- [Activity] Search the records for the string "this", then copy each line where it appears.

Data shown below:

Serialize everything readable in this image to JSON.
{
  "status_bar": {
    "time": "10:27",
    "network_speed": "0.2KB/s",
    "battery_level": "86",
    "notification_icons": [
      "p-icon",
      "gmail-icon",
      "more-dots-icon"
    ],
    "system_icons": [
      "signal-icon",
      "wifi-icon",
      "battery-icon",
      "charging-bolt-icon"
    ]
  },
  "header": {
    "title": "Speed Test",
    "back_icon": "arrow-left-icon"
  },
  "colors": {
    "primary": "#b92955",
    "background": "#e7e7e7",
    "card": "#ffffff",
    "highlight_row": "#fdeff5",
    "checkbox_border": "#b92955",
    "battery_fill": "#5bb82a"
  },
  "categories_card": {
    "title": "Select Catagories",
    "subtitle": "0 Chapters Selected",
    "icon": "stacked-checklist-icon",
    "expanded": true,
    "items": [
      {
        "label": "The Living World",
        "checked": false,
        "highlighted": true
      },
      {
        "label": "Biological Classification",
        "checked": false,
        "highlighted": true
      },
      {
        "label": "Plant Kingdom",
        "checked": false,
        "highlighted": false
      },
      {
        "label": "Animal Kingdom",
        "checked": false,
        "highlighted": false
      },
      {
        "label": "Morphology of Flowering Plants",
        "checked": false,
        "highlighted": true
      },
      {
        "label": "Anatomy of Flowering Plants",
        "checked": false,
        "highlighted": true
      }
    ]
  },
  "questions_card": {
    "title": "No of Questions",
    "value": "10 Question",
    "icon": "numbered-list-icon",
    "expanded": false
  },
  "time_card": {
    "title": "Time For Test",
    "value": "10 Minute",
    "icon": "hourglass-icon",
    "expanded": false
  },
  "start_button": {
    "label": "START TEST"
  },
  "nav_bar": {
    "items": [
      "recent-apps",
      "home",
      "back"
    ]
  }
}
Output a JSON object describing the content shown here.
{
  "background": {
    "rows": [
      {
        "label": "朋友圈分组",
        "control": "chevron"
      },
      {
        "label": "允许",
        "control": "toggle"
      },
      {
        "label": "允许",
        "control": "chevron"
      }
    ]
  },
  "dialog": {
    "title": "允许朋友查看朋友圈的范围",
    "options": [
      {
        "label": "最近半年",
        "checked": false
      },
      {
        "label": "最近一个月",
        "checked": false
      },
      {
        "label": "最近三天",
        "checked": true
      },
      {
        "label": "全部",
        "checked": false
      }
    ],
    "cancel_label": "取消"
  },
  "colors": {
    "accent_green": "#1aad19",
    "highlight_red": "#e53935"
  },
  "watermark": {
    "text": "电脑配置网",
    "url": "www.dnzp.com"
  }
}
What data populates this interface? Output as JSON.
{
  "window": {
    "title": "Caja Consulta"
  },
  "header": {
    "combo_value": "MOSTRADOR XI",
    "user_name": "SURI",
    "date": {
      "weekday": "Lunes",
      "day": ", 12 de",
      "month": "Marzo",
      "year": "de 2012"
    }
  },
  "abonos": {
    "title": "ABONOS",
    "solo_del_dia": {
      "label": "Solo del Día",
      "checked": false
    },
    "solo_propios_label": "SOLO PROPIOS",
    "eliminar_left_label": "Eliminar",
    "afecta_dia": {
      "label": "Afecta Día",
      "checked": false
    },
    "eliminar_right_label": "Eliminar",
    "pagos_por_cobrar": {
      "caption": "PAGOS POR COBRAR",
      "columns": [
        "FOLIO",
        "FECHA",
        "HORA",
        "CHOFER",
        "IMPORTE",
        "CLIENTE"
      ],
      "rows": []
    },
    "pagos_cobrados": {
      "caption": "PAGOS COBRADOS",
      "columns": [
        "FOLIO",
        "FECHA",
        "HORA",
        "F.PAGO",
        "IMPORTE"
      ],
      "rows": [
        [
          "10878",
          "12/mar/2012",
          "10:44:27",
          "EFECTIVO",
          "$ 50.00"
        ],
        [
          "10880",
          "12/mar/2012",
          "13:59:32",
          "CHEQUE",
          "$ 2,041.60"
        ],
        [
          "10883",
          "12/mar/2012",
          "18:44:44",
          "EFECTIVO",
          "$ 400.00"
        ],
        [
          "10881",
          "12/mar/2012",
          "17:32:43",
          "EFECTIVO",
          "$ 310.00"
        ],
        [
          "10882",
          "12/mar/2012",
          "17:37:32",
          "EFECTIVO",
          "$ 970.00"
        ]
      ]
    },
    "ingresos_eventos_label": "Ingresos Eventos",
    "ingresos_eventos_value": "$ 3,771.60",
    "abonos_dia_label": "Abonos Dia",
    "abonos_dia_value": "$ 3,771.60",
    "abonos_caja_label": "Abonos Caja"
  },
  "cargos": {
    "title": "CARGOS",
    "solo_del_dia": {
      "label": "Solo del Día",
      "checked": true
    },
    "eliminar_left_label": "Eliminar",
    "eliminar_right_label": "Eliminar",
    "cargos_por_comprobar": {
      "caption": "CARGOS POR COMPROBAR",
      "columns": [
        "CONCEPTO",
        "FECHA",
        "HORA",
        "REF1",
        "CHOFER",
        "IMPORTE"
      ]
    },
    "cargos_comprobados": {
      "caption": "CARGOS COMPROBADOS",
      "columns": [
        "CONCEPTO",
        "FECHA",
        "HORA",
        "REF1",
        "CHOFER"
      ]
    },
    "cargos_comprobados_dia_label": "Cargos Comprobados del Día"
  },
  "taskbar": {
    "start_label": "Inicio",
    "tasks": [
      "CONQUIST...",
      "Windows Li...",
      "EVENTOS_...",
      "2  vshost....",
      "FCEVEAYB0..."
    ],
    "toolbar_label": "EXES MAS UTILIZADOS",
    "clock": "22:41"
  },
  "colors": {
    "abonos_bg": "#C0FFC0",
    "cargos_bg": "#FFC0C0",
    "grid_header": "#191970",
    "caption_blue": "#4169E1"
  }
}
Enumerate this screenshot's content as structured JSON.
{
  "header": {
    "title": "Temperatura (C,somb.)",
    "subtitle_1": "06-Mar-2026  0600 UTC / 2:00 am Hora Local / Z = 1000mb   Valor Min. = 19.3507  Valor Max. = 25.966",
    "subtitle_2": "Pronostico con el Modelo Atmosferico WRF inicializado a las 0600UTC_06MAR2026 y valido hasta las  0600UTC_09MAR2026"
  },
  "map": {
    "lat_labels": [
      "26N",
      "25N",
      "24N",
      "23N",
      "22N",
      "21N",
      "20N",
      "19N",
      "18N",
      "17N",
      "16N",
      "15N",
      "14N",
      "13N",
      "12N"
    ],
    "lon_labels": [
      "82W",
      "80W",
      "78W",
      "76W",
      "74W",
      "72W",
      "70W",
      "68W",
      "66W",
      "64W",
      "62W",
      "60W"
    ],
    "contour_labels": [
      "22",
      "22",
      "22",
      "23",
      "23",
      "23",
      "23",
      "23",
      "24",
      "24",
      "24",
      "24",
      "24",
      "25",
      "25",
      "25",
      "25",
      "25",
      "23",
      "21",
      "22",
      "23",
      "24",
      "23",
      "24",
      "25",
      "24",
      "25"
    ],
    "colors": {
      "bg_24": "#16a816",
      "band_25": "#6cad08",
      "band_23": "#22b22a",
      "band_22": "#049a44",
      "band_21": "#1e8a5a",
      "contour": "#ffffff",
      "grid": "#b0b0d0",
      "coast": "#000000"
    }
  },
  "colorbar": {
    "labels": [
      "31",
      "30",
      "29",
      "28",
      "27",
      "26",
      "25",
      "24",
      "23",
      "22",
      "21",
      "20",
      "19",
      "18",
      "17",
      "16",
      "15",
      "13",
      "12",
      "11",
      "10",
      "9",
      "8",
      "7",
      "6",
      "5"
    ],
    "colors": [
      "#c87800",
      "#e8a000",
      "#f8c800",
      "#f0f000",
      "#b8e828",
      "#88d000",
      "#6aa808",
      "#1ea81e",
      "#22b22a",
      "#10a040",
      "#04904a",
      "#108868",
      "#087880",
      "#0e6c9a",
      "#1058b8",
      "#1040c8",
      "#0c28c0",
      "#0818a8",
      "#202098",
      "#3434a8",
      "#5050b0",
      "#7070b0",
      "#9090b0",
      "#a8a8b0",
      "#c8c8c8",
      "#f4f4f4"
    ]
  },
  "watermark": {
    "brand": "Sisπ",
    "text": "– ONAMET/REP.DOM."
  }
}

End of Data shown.

- [Exercise output]
Serialize everything readable in this image to JSON.
What data populates this interface? Output as JSON.
Enumerate this screenshot's content as structured JSON.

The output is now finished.